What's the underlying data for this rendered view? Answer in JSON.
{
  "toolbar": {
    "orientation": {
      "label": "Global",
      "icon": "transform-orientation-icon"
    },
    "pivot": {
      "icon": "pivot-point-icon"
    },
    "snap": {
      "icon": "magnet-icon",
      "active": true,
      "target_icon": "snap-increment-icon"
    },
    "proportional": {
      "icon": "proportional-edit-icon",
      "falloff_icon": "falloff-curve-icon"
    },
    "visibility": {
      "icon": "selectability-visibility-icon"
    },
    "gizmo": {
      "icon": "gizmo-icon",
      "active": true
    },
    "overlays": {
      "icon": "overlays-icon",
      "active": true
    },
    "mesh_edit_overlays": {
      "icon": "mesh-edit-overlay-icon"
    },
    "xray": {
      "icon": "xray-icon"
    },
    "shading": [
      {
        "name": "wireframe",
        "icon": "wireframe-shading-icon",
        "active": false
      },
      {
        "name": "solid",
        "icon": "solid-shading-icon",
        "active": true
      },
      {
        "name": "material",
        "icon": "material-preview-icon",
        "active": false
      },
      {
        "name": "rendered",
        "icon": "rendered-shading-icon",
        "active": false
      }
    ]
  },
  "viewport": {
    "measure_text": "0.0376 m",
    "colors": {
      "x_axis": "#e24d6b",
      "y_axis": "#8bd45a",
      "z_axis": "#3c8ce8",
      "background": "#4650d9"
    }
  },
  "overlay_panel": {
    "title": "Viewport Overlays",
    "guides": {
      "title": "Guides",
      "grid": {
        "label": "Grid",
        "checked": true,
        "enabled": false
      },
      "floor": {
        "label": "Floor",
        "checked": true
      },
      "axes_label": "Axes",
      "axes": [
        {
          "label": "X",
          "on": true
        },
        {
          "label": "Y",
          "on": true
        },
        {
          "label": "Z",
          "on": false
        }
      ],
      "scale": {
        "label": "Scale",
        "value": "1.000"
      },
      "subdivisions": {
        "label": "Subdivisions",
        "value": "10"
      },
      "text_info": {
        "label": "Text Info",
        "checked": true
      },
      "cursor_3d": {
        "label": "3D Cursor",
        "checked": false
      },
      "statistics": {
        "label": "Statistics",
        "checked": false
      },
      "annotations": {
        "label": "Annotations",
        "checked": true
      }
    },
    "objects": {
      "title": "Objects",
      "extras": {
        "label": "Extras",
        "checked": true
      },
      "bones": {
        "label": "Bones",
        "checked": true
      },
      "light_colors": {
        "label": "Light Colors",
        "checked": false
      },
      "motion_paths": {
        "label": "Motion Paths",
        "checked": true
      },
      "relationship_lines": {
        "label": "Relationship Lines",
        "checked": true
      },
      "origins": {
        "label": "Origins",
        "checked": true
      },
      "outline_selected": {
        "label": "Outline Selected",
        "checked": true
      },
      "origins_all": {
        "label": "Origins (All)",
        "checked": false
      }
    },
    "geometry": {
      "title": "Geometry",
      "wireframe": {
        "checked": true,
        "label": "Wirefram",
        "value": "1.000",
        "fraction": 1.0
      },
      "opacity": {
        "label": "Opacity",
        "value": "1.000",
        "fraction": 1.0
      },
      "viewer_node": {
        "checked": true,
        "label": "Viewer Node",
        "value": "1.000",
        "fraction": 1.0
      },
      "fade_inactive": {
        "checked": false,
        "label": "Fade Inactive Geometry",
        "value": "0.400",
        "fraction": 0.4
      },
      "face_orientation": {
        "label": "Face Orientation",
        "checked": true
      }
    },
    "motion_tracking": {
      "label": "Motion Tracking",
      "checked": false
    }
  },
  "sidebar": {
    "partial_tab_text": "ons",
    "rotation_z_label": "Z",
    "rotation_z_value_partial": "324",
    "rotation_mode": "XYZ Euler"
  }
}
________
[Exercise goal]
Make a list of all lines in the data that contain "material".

[Written answer]
        "name": "material",
        "icon": "material-preview-icon",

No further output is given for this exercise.